In opposition to the Baillieu government’s proposed fine for “offensive language or behaviour”, about 1000 people marched on June 25 at the aptly named “Fuckwalk”.
The rally was the second event held in response to new powers that allow police to issue $240 on-the-spot fines for using language they deem “offensive”.
Initiated through Facebook, organisers said they were surprised at the big turnout.
Under the changes, people cannot object to the fine to court, thus excluding the judicial system from the law process. In addition, the law is not defined any further than “offensive behaviour and language”.
This leaves the interpretation of the law solely to the police.

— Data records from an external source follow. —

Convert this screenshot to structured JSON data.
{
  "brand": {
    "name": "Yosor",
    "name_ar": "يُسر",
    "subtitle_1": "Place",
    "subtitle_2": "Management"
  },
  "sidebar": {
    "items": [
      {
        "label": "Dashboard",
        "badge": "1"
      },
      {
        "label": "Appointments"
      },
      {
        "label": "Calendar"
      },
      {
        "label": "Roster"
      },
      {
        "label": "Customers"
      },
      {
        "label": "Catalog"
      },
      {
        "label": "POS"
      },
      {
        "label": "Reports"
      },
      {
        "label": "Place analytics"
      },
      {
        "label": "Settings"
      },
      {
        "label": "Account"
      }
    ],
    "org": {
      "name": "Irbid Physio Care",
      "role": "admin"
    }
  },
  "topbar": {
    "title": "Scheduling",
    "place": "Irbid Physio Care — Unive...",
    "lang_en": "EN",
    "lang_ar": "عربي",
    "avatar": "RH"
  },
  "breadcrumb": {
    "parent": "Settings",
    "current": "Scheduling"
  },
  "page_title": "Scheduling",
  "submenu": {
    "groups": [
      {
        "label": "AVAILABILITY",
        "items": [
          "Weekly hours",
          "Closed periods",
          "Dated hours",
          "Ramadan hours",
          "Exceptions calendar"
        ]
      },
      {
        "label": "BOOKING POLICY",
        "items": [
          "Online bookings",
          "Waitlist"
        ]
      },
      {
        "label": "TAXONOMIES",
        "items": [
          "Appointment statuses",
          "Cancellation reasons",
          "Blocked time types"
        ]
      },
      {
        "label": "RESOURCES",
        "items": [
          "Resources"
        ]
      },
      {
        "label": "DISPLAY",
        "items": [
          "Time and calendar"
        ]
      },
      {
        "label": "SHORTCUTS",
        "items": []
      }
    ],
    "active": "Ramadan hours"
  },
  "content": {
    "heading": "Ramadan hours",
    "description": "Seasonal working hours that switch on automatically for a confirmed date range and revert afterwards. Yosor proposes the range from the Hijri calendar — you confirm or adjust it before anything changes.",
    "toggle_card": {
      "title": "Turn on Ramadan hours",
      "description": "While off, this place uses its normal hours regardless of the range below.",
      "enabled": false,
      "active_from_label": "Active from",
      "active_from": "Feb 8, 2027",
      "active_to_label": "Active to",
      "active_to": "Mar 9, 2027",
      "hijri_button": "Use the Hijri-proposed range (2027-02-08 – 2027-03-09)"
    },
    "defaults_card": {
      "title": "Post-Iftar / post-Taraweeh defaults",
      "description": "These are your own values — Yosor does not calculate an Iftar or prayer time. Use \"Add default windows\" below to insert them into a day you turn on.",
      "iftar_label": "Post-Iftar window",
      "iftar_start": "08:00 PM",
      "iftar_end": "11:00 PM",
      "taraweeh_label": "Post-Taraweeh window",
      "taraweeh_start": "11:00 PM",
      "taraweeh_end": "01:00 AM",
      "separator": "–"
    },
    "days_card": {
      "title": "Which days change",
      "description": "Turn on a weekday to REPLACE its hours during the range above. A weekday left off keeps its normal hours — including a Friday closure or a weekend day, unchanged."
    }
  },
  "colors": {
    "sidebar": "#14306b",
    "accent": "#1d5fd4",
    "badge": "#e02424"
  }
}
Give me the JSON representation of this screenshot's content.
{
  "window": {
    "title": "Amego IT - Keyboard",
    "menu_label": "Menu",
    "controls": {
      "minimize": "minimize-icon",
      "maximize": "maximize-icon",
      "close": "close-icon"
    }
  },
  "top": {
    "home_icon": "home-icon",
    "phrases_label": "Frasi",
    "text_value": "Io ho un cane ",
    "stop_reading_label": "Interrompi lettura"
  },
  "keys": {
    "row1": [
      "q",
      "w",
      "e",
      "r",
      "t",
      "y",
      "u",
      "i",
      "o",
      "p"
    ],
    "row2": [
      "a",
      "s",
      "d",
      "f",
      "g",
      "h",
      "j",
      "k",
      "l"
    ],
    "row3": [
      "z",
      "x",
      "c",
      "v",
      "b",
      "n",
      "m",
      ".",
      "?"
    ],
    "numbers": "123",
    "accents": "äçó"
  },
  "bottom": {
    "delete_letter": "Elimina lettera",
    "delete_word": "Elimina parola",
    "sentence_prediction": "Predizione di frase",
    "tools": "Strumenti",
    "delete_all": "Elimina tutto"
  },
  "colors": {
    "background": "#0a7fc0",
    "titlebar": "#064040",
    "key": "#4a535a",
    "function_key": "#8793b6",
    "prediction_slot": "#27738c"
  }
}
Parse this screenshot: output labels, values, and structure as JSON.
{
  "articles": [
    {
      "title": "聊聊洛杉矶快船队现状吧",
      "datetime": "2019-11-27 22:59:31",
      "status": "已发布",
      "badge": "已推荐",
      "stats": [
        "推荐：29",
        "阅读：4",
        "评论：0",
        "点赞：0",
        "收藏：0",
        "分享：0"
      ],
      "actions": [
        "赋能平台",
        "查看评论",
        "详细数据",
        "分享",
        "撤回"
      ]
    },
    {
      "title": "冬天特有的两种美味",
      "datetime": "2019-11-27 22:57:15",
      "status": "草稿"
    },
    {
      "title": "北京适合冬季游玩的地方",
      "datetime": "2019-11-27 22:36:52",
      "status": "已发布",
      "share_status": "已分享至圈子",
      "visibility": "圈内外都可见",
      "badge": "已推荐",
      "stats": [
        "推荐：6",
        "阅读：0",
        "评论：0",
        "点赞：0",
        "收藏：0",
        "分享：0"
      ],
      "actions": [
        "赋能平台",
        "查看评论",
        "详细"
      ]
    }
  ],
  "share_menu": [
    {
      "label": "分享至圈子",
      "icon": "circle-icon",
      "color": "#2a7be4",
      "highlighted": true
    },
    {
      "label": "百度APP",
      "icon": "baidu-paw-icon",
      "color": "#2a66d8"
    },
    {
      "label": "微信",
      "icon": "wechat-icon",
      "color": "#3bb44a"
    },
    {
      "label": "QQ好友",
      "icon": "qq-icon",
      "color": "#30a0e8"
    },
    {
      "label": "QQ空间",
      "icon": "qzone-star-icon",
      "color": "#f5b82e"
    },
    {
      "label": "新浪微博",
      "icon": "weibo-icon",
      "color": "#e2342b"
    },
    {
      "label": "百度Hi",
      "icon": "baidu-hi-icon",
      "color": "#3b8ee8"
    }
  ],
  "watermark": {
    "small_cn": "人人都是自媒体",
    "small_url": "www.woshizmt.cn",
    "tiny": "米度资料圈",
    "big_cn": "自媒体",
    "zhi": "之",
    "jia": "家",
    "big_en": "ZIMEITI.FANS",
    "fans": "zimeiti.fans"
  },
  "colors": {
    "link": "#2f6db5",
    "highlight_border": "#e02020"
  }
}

It means these laws will most likely be used against “social undesirables”, such as the homeless; teenagers and activists.
Migrants and Indigenous people are also likely to be targeted.
Speakers at the rally pointed out that instead of proper funding for areas in need, such as our struggling health system, public transport and state school system, the government is allocating more funding to law and order policies.
This includes the formation of new riot squads, armed guards at train stations, new mandatory jail terms for 16-17 year olds that commit “gross acts of violence” and an extra $3.5 billion on new “super jails”.
The Baillieu government is slowly turning Victoria into a police state. The fact so many people are willing to stand up for their right to free speech shows an opposition to not only the law itself, but the law and order crusade that is removing our rights.
[Alexander Mags is a member of Resistance. A “Call to action against the new swearing in public law” will take place on July 17 at 12pm outside the Victorian Parliament.]